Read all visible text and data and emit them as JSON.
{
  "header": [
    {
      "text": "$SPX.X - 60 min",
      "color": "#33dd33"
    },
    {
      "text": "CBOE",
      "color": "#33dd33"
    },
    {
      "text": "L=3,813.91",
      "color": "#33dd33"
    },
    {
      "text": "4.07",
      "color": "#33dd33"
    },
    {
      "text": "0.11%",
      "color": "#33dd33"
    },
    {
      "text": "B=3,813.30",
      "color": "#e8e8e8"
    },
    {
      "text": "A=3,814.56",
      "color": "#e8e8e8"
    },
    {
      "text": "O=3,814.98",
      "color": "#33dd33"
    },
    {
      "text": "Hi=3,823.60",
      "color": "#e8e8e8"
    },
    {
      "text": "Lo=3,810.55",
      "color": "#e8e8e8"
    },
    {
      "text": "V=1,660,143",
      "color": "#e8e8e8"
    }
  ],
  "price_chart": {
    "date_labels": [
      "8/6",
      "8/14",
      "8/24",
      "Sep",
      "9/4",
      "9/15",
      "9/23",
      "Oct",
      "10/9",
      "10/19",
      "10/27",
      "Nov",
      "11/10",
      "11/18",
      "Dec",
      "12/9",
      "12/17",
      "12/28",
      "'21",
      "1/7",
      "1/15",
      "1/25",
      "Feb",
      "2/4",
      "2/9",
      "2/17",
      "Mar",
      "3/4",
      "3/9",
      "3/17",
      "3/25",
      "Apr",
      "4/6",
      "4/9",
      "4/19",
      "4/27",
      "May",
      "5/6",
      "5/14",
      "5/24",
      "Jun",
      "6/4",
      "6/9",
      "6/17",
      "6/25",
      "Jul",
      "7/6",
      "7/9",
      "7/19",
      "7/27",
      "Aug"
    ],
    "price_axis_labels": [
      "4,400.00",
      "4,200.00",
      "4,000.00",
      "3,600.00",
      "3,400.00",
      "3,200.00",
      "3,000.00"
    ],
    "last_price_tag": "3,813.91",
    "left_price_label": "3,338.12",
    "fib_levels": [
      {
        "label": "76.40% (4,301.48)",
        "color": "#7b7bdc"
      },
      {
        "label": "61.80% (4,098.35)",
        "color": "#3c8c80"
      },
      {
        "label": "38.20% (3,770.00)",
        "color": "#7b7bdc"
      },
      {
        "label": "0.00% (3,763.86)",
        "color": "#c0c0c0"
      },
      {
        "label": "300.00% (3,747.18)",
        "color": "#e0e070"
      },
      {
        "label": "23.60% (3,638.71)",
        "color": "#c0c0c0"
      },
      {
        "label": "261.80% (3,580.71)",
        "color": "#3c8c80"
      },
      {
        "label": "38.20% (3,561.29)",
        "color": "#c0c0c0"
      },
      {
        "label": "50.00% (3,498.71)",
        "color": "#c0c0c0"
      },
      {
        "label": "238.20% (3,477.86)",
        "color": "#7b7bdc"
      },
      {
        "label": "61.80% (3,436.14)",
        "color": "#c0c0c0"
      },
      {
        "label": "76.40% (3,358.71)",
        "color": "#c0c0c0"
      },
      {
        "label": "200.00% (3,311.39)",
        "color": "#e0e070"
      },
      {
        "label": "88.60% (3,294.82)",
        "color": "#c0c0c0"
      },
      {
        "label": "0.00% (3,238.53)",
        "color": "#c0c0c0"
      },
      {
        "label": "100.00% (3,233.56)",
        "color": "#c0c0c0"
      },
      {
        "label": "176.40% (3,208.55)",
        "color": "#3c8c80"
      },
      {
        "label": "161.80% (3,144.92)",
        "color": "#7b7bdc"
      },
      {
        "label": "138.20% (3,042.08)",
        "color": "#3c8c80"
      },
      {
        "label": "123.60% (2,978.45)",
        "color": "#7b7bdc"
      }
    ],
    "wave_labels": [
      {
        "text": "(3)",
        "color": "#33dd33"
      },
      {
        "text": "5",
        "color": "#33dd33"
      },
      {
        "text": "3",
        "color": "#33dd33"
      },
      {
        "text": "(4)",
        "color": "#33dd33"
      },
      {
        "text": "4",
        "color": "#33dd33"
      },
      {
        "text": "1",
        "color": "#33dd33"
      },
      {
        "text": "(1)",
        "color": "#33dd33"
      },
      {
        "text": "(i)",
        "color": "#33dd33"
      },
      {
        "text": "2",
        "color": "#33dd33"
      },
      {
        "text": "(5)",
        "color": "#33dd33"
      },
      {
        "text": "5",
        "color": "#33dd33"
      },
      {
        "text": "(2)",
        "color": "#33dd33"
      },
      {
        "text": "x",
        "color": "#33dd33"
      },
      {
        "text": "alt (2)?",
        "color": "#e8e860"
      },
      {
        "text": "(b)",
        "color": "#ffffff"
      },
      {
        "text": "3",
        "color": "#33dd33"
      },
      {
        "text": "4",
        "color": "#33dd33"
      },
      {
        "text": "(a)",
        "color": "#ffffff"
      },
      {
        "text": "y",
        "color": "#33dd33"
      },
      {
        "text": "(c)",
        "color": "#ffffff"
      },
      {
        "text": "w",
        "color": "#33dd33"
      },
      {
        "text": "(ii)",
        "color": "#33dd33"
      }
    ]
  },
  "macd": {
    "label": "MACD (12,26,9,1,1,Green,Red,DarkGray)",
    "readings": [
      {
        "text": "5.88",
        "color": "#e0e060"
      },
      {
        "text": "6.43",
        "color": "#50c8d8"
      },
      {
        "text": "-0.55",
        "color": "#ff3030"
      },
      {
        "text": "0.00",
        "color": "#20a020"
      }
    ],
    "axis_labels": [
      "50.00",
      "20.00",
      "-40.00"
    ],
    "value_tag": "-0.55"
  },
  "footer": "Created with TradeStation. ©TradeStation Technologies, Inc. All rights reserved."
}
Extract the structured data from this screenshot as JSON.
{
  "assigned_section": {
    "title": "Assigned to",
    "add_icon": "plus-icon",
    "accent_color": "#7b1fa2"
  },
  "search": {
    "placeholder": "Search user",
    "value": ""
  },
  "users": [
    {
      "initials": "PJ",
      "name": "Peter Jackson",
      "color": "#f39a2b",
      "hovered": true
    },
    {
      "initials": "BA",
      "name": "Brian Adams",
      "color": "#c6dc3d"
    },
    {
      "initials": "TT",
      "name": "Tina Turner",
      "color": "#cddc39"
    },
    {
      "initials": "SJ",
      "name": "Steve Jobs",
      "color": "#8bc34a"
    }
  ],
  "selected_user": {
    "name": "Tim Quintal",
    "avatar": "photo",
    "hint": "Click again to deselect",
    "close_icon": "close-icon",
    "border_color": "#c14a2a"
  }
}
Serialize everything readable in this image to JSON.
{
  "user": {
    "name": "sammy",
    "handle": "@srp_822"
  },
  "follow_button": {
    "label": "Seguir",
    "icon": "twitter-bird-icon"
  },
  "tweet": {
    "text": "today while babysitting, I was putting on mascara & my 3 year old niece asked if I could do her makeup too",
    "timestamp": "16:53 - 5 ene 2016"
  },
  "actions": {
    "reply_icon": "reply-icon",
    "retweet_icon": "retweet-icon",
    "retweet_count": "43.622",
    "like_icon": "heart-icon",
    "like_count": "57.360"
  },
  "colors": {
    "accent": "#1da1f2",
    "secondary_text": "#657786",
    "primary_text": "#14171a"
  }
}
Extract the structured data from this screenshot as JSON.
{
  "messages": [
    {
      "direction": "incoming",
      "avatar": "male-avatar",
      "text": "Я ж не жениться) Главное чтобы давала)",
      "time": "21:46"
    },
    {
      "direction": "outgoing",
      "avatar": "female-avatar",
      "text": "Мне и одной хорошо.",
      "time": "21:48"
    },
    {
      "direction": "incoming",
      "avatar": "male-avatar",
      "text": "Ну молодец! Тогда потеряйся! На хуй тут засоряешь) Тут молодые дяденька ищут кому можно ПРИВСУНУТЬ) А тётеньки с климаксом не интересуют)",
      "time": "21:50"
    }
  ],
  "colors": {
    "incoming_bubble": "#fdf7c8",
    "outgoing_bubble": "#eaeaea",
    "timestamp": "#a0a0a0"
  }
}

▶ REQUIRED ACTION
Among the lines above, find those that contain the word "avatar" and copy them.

▶ WORKED SOLUTION
    "avatar": "photo",
      "avatar": "male-avatar",
      "avatar": "female-avatar",
      "avatar": "male-avatar",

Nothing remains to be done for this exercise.